Task objective :: As you look over the data below, please find each line where the word "intro" appears, then copy it.
***** Data listing
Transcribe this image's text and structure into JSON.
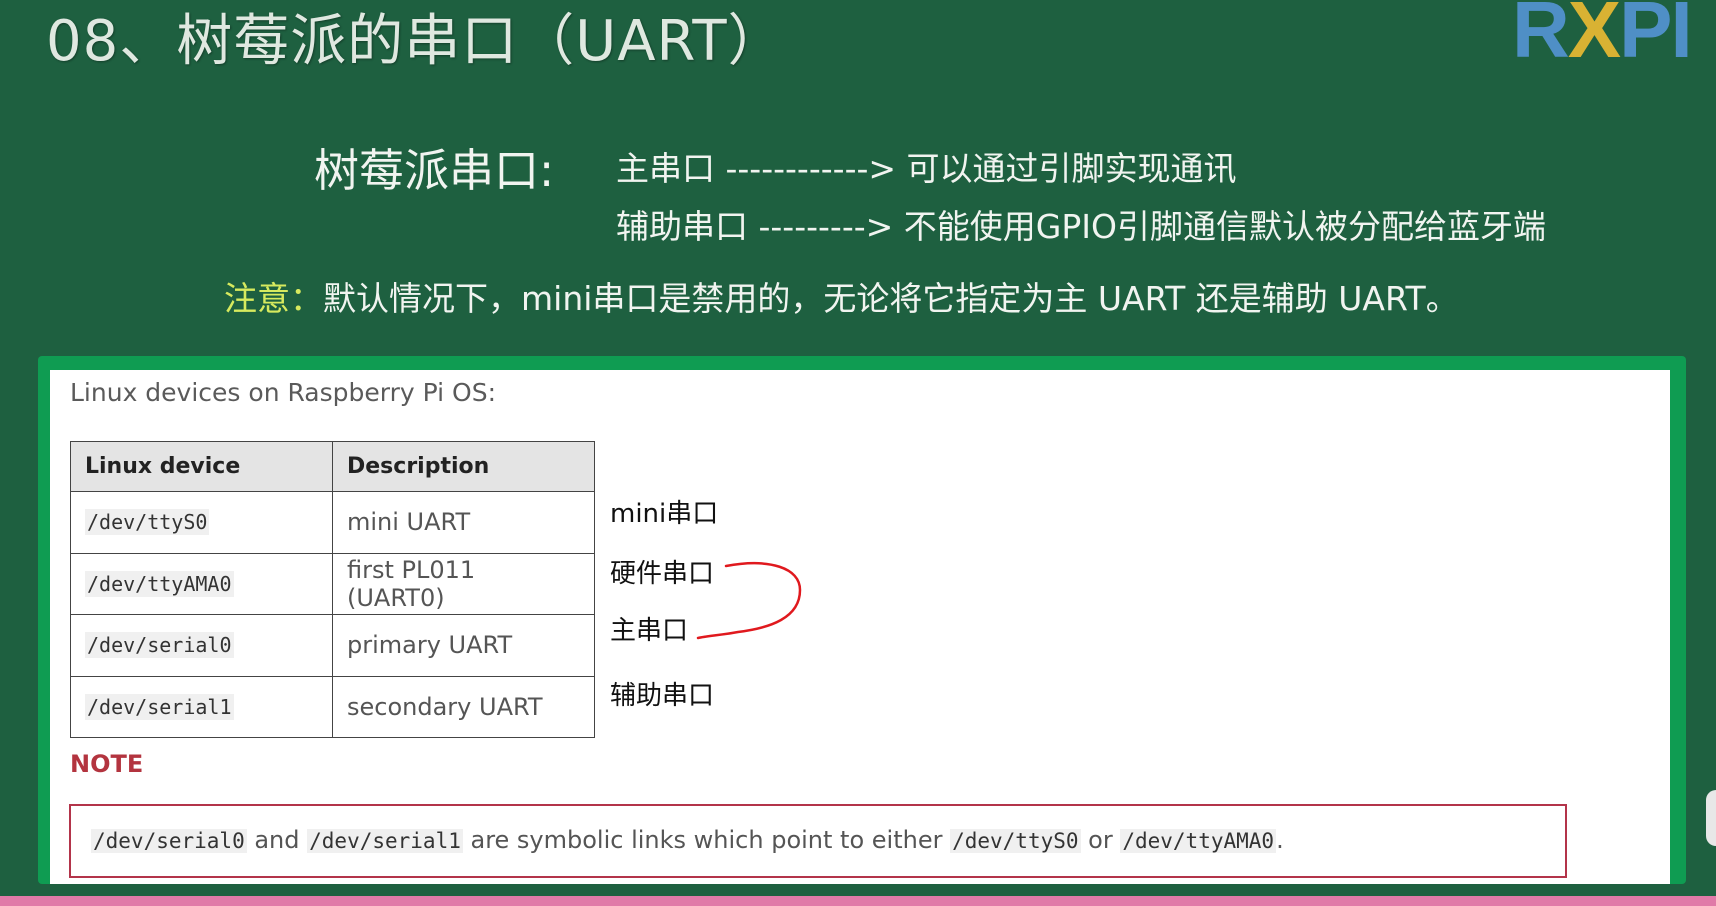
{
  "slide": {
    "title": "08、树莓派的串口（UART）",
    "logo": {
      "r": "R",
      "x": "X",
      "p": "PI"
    }
  },
  "intro": {
    "heading": "树莓派串口:",
    "rows": [
      "主串口 ------------> 可以通过引脚实现通讯",
      "辅助串口 ---------> 不能使用GPIO引脚通信默认被分配给蓝牙端"
    ],
    "note_key": "注意：",
    "note_text": "默认情况下，mini串口是禁用的，无论将它指定为主 UART 还是辅助 UART。"
  },
  "doc": {
    "intro": "Linux devices on Raspberry Pi OS:",
    "table": {
      "headers": [
        "Linux device",
        "Description"
      ],
      "rows": [
        {
          "device": "/dev/ttyS0",
          "description": "mini UART",
          "annotation": "mini串口"
        },
        {
          "device": "/dev/ttyAMA0",
          "description": "first PL011 (UART0)",
          "annotation": "硬件串口"
        },
        {
          "device": "/dev/serial0",
          "description": "primary UART",
          "annotation": "主串口"
        },
        {
          "device": "/dev/serial1",
          "description": "secondary UART",
          "annotation": "辅助串口"
        }
      ]
    },
    "note_label": "NOTE",
    "note": {
      "code1": "/dev/serial0",
      "t1": " and ",
      "code2": "/dev/serial1",
      "t2": " are symbolic links which point to either ",
      "code3": "/dev/ttyS0",
      "t3": " or ",
      "code4": "/dev/ttyAMA0",
      "t4": "."
    }
  },
  "colors": {
    "background": "#1e6040",
    "panel_border": "#0f9c52",
    "note_accent": "#b3343f",
    "highlight_key": "#d7ea5e",
    "annotation_bracket": "#e0191e"
  }
}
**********
Result ::
  "intro": {
    "intro": "Linux devices on Raspberry Pi OS:",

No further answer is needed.